Moscow has slammed as a "political stitch-up" a decision by a US appeals court to uphold the conviction of notorious Russian arms smuggler Viktor Bout.
The United States' legal machine once again rubber-stamped an obvious political stitch-up job despite the obvious weakness of the body of evidence.
"The judges ignored the obvious facts of unlawful actions by US special services that led to Viktor Bout's detention in Thailand and his illegal extradition to the United States," the Russian foreign ministry said in a statement on Saturday.
"The United States' legal machine once again rubber-stamped an obvious political stitch-up job despite the obvious weakness of the body of evidence," the ministry said, calling the decision "unjust and politicised".
"Such a biased attitude to our compatriot who has not committed any crime on the territory of the United States stands in sharp contrast with the leniency of US judicial authorities towards murderers and rapists of Russian children adopted by US nationals."
The ministry, which has repeatedly complained that Russian adoptees are routinely mistreated in the US, said it would press ahead with efforts to have Bout extradited to Russia.
In April 2012, a US judge sentenced Bout to 25 years in prison for conspiring to sell a massive arsenal to anti-American guerillas in Colombia. A US appeals court in New York upheld the conviction on Friday.
The mustachioed Russian was the inspiration for the arms smuggler played by Nicolas Cage in the 2005 Hollywood film "Lord of War".
He is believed to have been the world's biggest black market arms dealer in recent decades, arming African warlords and dictators.
Some observers have said that Bout's vast smuggling operations would have been impossible without protection from the Kremlin, noting the Russian foreign ministry has expended an impressive amount of energy defending the smuggler.
US agents posing as members of the leftist Revolutionary Armed Forces of Colombia, a US-designated terrorist organisation, lured Bout to Thailand from his native Russia.

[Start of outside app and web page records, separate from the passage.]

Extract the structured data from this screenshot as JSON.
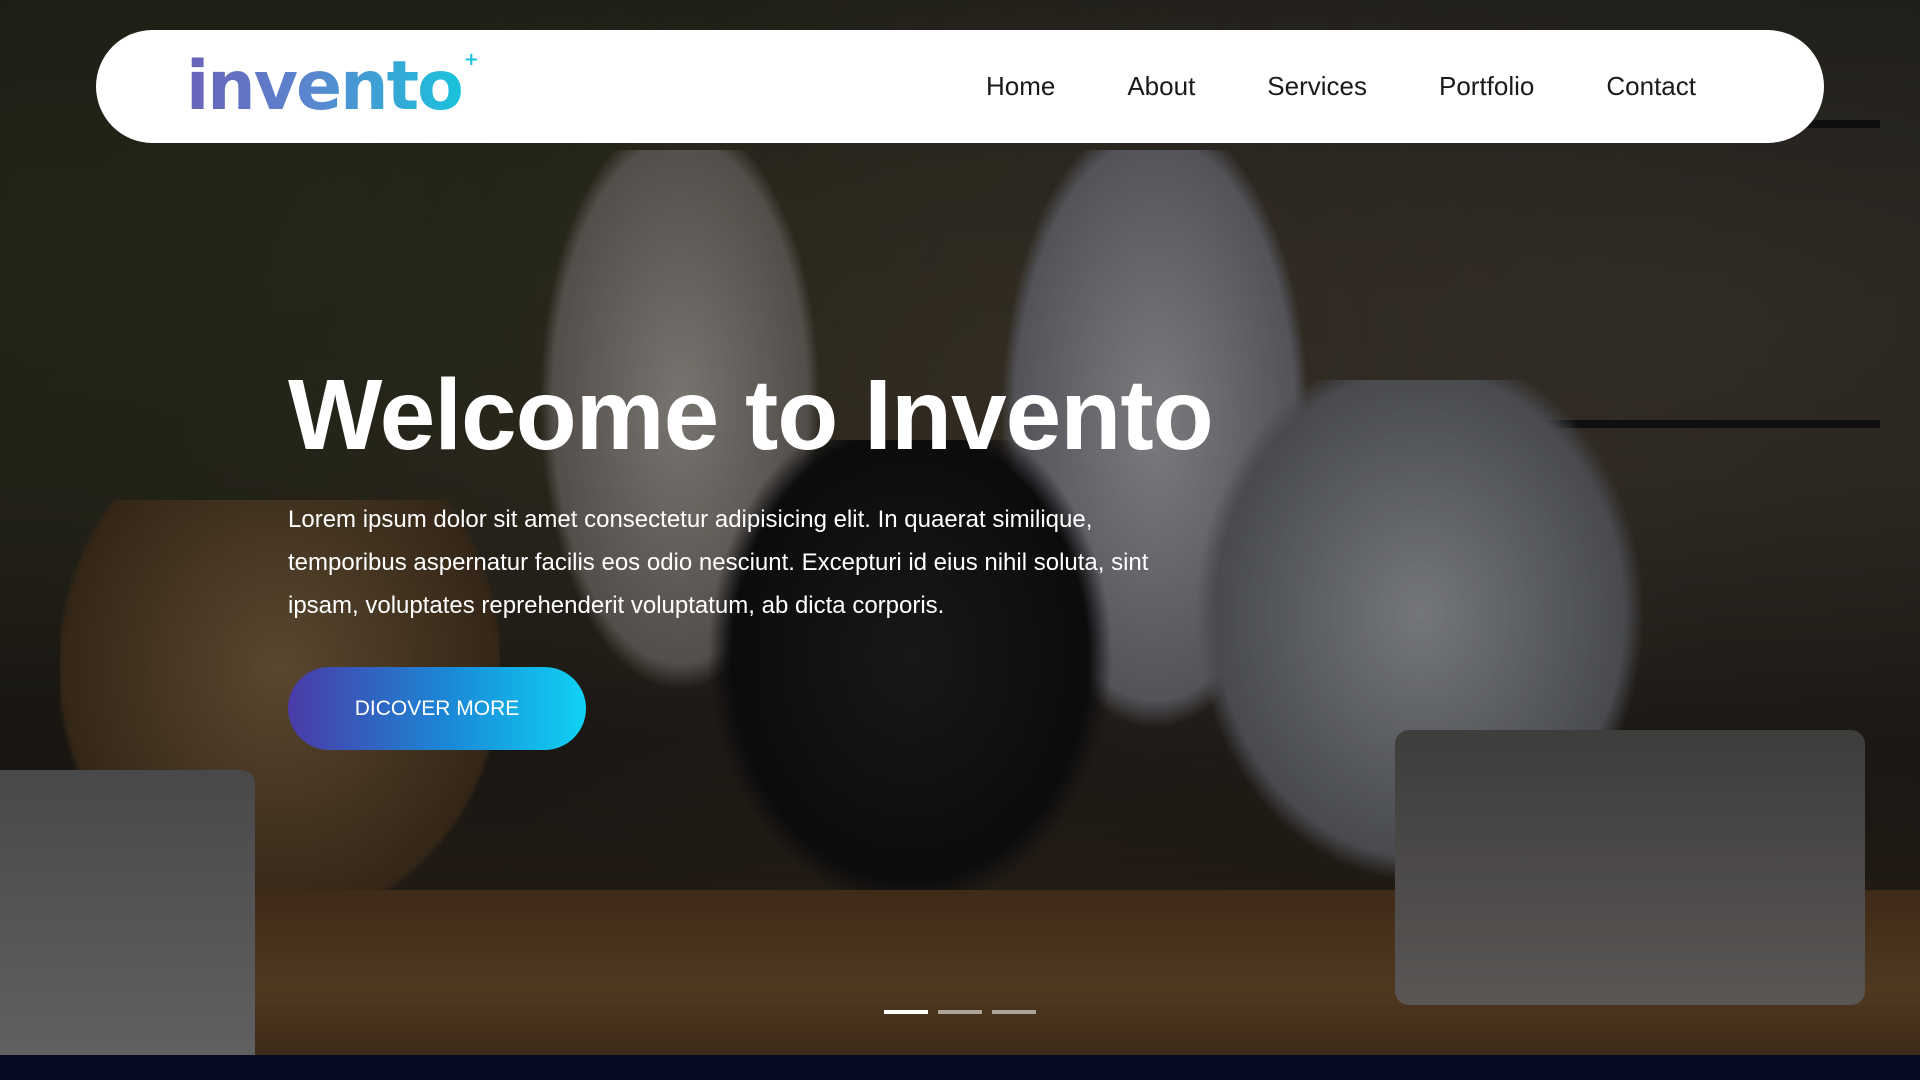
{
  "brand": {
    "logo_text": "invento",
    "logo_mark": "+"
  },
  "nav": {
    "items": [
      {
        "label": "Home"
      },
      {
        "label": "About"
      },
      {
        "label": "Services"
      },
      {
        "label": "Portfolio"
      },
      {
        "label": "Contact"
      }
    ]
  },
  "hero": {
    "title": "Welcome to Invento",
    "description": "Lorem ipsum dolor sit amet consectetur adipisicing elit. In quaerat similique, temporibus aspernatur facilis eos odio nesciunt. Excepturi id eius nihil soluta, sint ipsam, voluptates reprehenderit voluptatum, ab dicta corporis.",
    "cta_label": "DICOVER MORE",
    "background": "office-team-photo"
  },
  "slider": {
    "slide_count": 3,
    "active_index": 0
  },
  "colors": {
    "accent_start": "#4a3aa7",
    "accent_end": "#0fd2f4",
    "footer_bg": "#070b24",
    "navbar_bg": "#ffffff"
  }
}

In Bangkok, they pretended to be seeking infantry and anti-aircraft missiles to shoot down American pilots helping the Colombian military.